It would be bad news indeed for the AAUW if women could not claim first place in the academic grievance contest, so AAUW dedicated their latest report, "Where the Girls Are: The Facts About Gender Equity in Education," to fending off the idea of a "boy crisis." They highlight data showing that both men and women have made gains in recent years on many measures, such as college attendance and standardized test scores. Women's gains have tended to outpace men's, but they argue that isn't a concern since women's gains have not come "at the expense" of men's.
It's certainly true that education isn't purely a zero-sum game, but it's hard to imagine the AAUW being so blasé about different rates of improvement if girls were failing to close the gap. And other evidence suggests that boys are being disserved by schools: for example, boys are less likely than girls to report they "like" school, and find their work interesting and meaningful. They are less engaged in school-related extra curricular activities, with the exception of athletics.
This doesn't mean that males should win the victim lottery and be rewarded with Department of Education programs, but it is something for parents to be aware of and seek the academic environment most likely to make their sons excited about learning.
Surely girls' academic prowess suggests it's past time to stop appropriating taxpayer dollars for programs predicated on the idea that girls are disproportionately suffering in our public schools. That's a conclusion the AAUW isn't willing to reach. In this report, they reluctantly admit that girls aren't doing so badly, but then quickly push to move the public debate "beyond gender" to focus on other factors, like race and family income, which are more closely tied to educational outcomes.
Yet AAUW has no plans to move beyond gender when it comes to seeking women-specific educational support from government benefactors. The AAUW has been among the chorus pushing policymakers and educators to take proactive measures to increase the number of women focused on science, technology, engineering, and mathematics, which are among the few remaining disciplines in which men outperform women. The AAUW has applauded using Title IX to scare colleges into creating "proportionality" in their athletic roster, even when that results in eliminating men's sports teams.
The AAUW likely fears that if the public accepts the idea of a "boy crisis," activists and policymakers will steer the public-school system in a more "boy friendly" direction. After all, that's the tactic they embraced when sounding alarms about a "girl crisis." You could say they're unintentionally right to want to stop that from happening - it would be a terrible policy outcome, since there is no one best way to educate a boy or a girl of any race or income level.
If only the AAUW were sincere in their desire to move beyond the obsession with sex-specific outcomes. After all, the issue really shouldn't be whether we call it a boy crisis, a girl crisis, or an inner-city crisis. The problem is simply that too many public schools aren't helping children make the most of their potential.

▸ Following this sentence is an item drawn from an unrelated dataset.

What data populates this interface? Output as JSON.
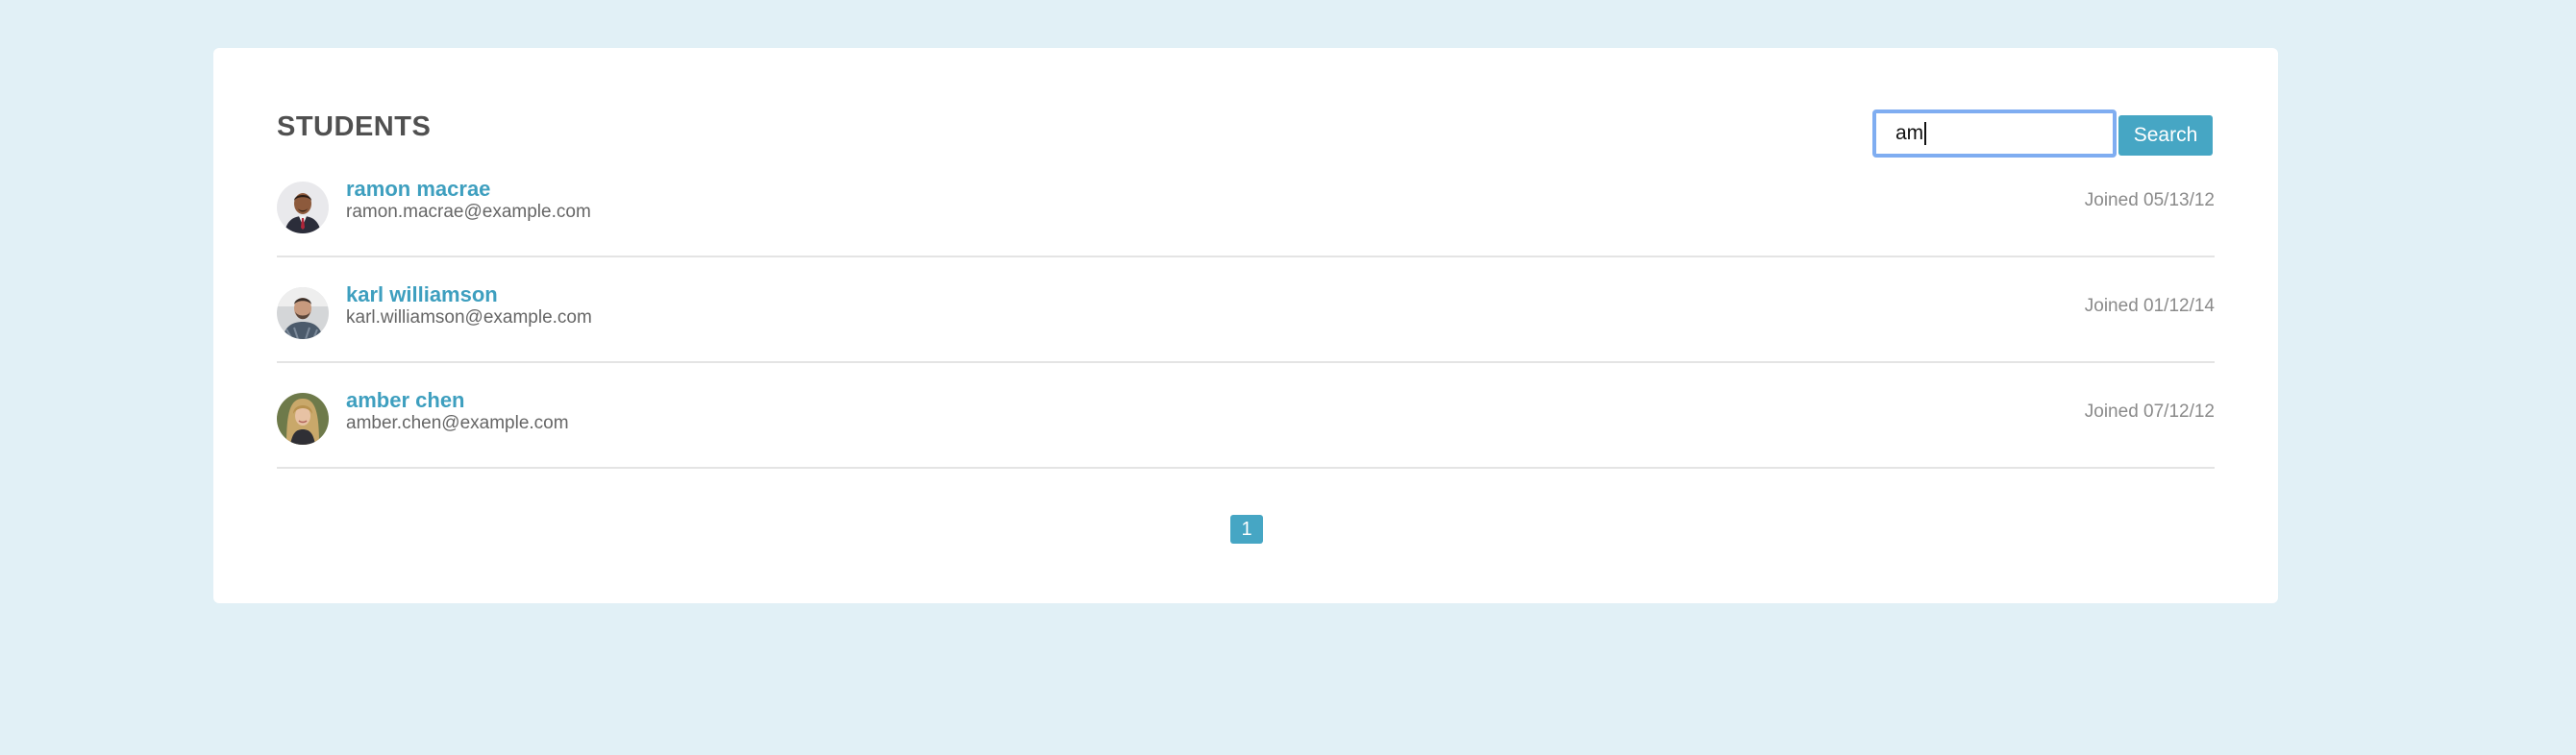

Policymakers from across the political spectrum - from President Bush to Washington D.C. councilman and former mayor Marion Barry - are increasingly recognizing this truth and fighting to give parents more choices and control over how children are educated. Boosting educational achievement is the top priority. But school choice would also importantly help defuse the contentious policy debates that fuel the educational gender wars. A ceasefire would be good news for everyone... except of course for the grievance peddlers.